• _Task goal_: Count the lines in the records below that contain the word "logo", and give only that number.

• _Source data_:

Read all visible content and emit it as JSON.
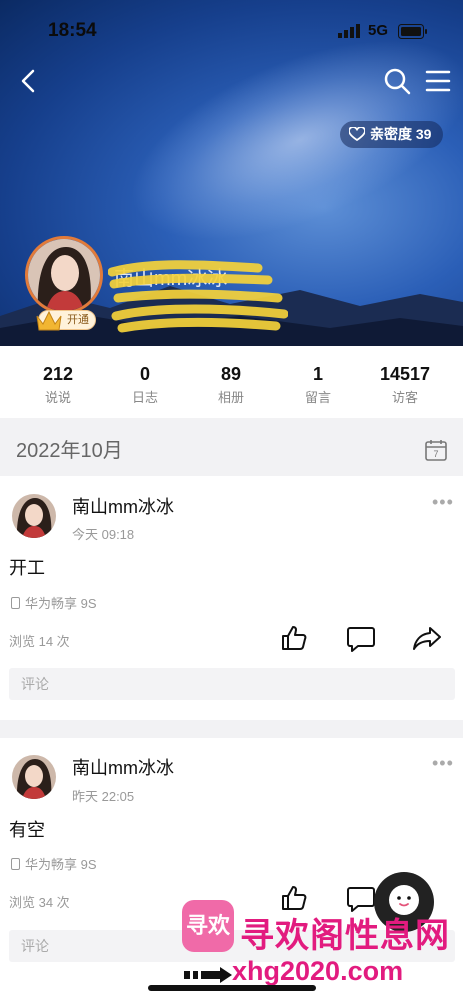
{
  "status": {
    "time": "18:54",
    "network": "5G"
  },
  "header": {
    "intimacy_label": "亲密度",
    "intimacy_value": "39",
    "vip_label": "开通",
    "profile_name": "南山mm冰冰",
    "icons": [
      "back-icon",
      "search-icon",
      "menu-icon",
      "heart-icon",
      "crown-icon"
    ]
  },
  "stats": [
    {
      "value": "212",
      "label": "说说"
    },
    {
      "value": "0",
      "label": "日志"
    },
    {
      "value": "89",
      "label": "相册"
    },
    {
      "value": "1",
      "label": "留言"
    },
    {
      "value": "14517",
      "label": "访客"
    }
  ],
  "month": {
    "title": "2022年10月",
    "calendar_day": "7"
  },
  "posts": [
    {
      "author": "南山mm冰冰",
      "time": "今天 09:18",
      "text": "开工",
      "device": "华为畅享 9S",
      "views": "浏览 14 次",
      "comment_placeholder": "评论"
    },
    {
      "author": "南山mm冰冰",
      "time": "昨天 22:05",
      "text": "有空",
      "device": "华为畅享 9S",
      "views": "浏览 34 次",
      "comment_placeholder": "评论"
    }
  ],
  "watermark": {
    "logo": "寻欢",
    "title": "寻欢阁性息网",
    "url": "xhg2020.com"
  },
  "colors": {
    "accent_pink": "#e21b7f",
    "sky_blue": "#2b5fb7",
    "avatar_ring": "#e27b3a"
  }
}
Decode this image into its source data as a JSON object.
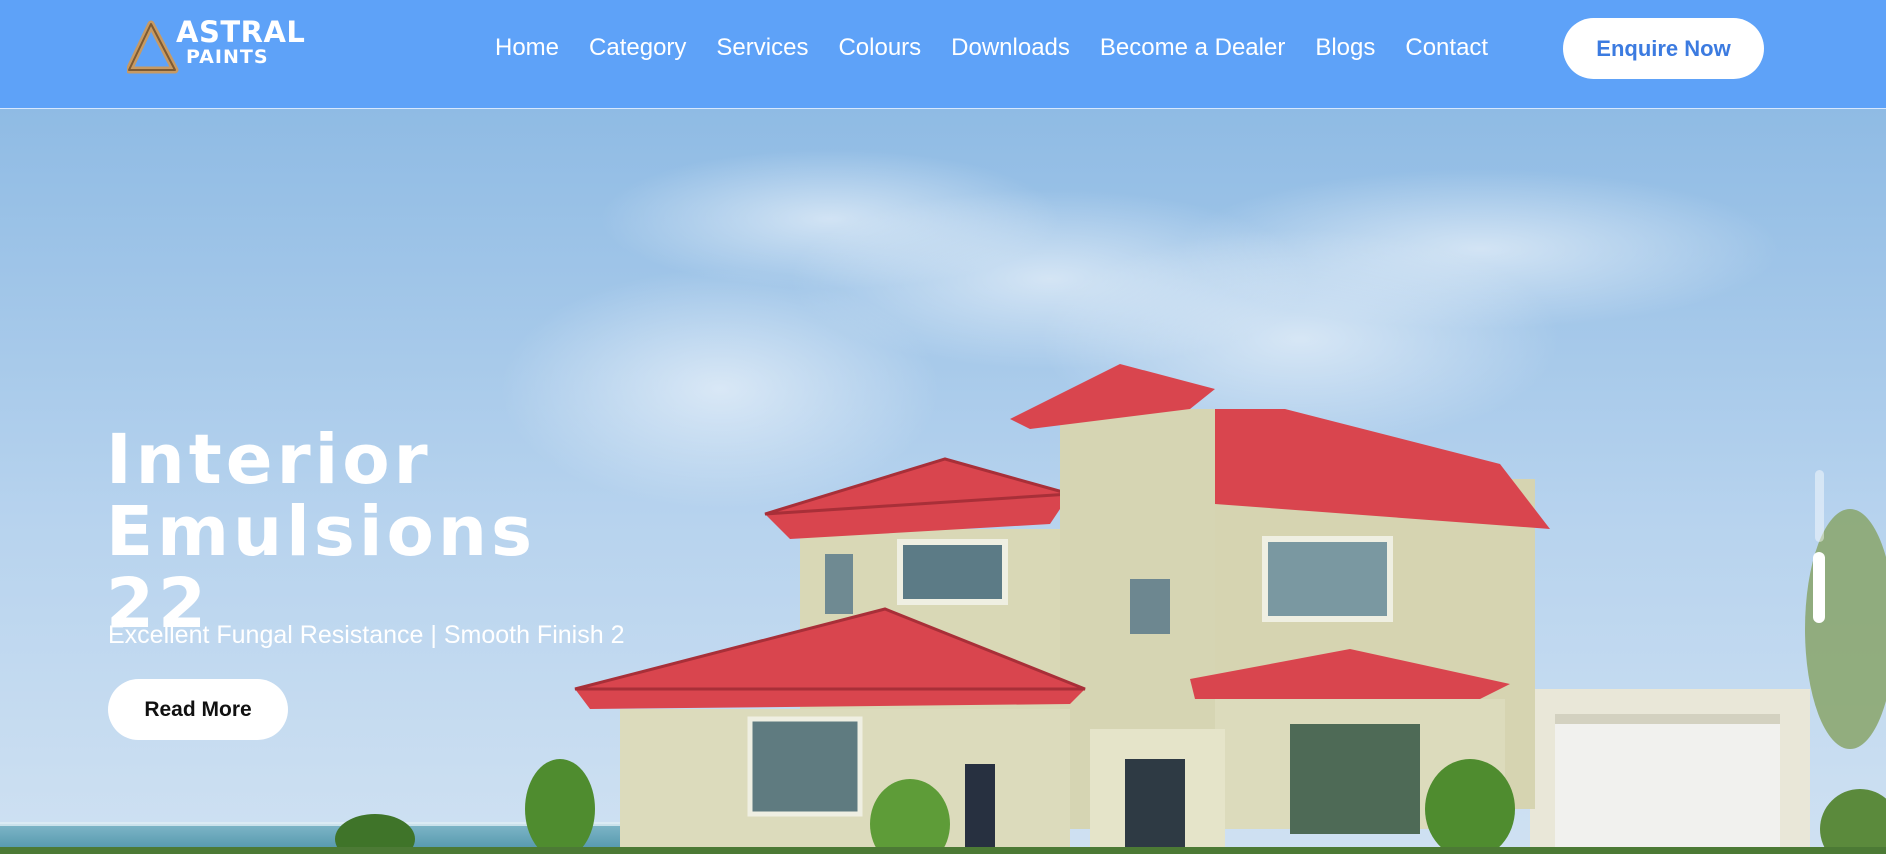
{
  "brand": {
    "name_line1": "ASTRAL",
    "name_line2": "PAINTS"
  },
  "nav": {
    "items": [
      "Home",
      "Category",
      "Services",
      "Colours",
      "Downloads",
      "Become a Dealer",
      "Blogs",
      "Contact"
    ],
    "cta_label": "Enquire Now"
  },
  "hero": {
    "title_line1": "Interior",
    "title_line2": "Emulsions",
    "title_line3": "22",
    "subtitle": "Excellent Fungal Resistance | Smooth Finish 2",
    "button_label": "Read More"
  },
  "slider": {
    "total_slides": 2,
    "active_slide": 2
  },
  "colors": {
    "header_bg": "#5ea2f8",
    "cta_text": "#3c7be0",
    "roof_red": "#d9454e",
    "wall_cream": "#d9d8b6"
  },
  "icons": {
    "logo": "astral-triangle-logo-icon"
  }
}
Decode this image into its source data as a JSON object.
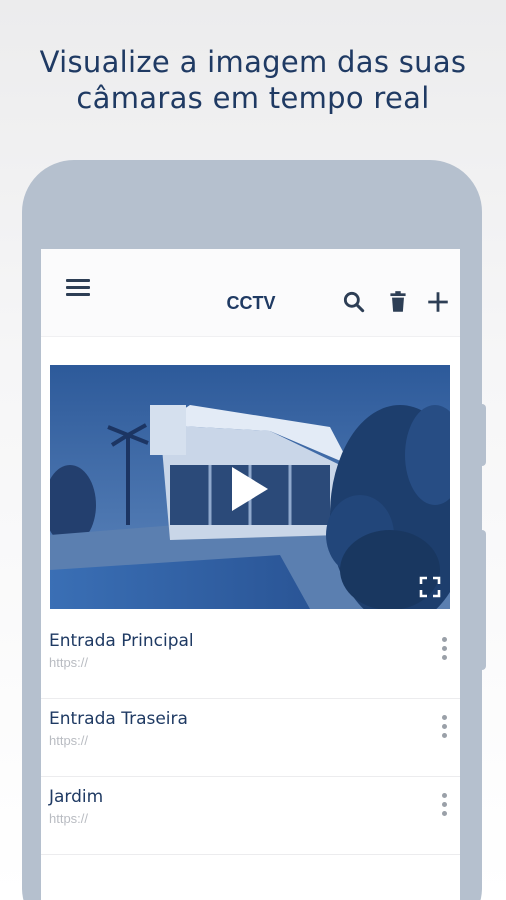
{
  "headline": {
    "line1": "Visualize a imagem das suas",
    "line2": "câmaras em tempo real"
  },
  "app": {
    "title": "CCTV",
    "icons": [
      "menu-icon",
      "search-icon",
      "trash-icon",
      "plus-icon"
    ]
  },
  "camera_preview": {
    "icons": [
      "play-icon",
      "fullscreen-icon"
    ]
  },
  "cameras": [
    {
      "name": "Entrada Principal",
      "url": "https://"
    },
    {
      "name": "Entrada Traseira",
      "url": "https://"
    },
    {
      "name": "Jardim",
      "url": "https://"
    }
  ],
  "colors": {
    "accent": "#1f3a63",
    "phone_frame": "#b5c0ce",
    "muted_text": "#b9bcc2"
  }
}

• _Result of this exercise_: 2